If you haven’t already heard of the practice, “milkshaking” is a form of protest where a person throws a milkshake at a politician. While it’s mostly been used in Australia and the UK, it seems likely to catch on here in America as well. But while milkshaking may seem like a harmless, even funny, way to express your displeasure with a politician, San Diego battery lawyer Peter M. Liss warns that it is actually against the law in California and most other states.
A Frosty Reception
Many people mistakenly believe that milkshaking can’t be a real crime since a milkshake in a standard takeout cup isn’t particularly dangerous. They assume that at worst, it would be considered a minor form of assault. But unfortunately, that’s not the way the law works. Instead assault and battery differ in that assault is merely the threat of violence with the ability to actually use it, while battery involves actually using that force.
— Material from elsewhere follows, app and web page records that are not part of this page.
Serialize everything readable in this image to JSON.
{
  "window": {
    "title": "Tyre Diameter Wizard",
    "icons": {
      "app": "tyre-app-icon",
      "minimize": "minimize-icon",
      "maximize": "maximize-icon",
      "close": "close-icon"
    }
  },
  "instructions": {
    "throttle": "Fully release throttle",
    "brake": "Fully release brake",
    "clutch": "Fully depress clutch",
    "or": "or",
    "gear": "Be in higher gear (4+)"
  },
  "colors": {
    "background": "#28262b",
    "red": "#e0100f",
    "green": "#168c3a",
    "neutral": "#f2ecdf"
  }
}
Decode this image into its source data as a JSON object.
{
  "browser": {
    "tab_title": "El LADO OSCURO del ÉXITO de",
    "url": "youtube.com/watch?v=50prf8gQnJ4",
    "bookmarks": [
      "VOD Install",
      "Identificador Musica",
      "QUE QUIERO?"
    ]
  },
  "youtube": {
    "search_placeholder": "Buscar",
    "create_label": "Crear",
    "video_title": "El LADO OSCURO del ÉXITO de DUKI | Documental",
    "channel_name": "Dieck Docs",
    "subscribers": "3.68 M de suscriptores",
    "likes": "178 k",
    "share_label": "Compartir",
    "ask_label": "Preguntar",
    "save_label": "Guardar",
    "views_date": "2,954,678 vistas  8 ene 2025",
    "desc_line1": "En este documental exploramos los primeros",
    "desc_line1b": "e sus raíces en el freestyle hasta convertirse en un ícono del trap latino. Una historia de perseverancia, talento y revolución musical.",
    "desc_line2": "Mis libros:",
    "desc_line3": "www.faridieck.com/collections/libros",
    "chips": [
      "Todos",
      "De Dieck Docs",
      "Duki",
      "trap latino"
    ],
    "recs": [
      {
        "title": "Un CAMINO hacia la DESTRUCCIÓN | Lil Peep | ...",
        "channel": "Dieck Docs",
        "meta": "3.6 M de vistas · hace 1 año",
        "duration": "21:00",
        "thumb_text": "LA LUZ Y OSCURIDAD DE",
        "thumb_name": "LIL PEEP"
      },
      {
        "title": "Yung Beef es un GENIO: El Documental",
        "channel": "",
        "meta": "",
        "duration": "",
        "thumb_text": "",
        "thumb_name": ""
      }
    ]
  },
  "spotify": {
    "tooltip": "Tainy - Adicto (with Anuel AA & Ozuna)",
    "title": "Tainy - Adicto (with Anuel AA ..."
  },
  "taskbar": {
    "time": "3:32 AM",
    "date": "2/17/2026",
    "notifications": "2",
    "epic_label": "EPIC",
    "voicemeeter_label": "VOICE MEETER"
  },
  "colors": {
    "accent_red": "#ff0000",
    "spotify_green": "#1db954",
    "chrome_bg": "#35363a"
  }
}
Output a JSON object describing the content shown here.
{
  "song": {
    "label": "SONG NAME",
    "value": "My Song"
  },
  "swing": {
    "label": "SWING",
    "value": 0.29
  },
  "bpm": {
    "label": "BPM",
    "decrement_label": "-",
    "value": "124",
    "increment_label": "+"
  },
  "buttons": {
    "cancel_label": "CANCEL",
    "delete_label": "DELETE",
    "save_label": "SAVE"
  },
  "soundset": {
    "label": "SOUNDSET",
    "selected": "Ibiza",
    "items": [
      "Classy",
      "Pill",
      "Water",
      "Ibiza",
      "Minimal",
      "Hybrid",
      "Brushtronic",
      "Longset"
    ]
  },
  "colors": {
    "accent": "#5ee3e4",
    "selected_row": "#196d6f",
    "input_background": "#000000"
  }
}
As a result, throwing a milkshake is actually a form of battery, although not, obviously a particularly violent one.
While your San Diego violent crimes attorney may be able to have the charges reduced to assault and either way, the crime would probably be charged as a misdemeanor. But none of this changes the fact that throwing a cup filled with a beverage at someone is still a misdemeanor.
Throwing a Drink at a Car
You might think that throwing a milkshake at a politician’s vehicle might be a legal alternative, but this too is a crime. That’s because even throwing something light and completely non-harmful to a vehicle could block the driver’s view, creating a dangerous situation.
If you’d like to state your distaste for a politician, even a police officer, giving someone the bird might be a bit crude, but at least it won’t leave you facing legal trouble as the Supreme Court has determined this to be a form of protected free speech.
Penalties for Milkshaking
If you’re charged with battery for throwing a milkshake at someone, you will likely face misdemeanor charges punishable by up to six months in jail. The charges for misdemeanor assault and for throwing an object at a vehicle are all the same. By working with the right San Diego battery attorney, you might be able to enter a diversion program, perform community service or serve an alternative sentence in order to avoid incarceration.
If you have been accused of milkshaking or any other form of battery or assault, please call (760) 643-4050 or (858) 486-3024 to schedule free initial consultation with a top violent crime defense lawyer in San Diego.
Image by Chris Knight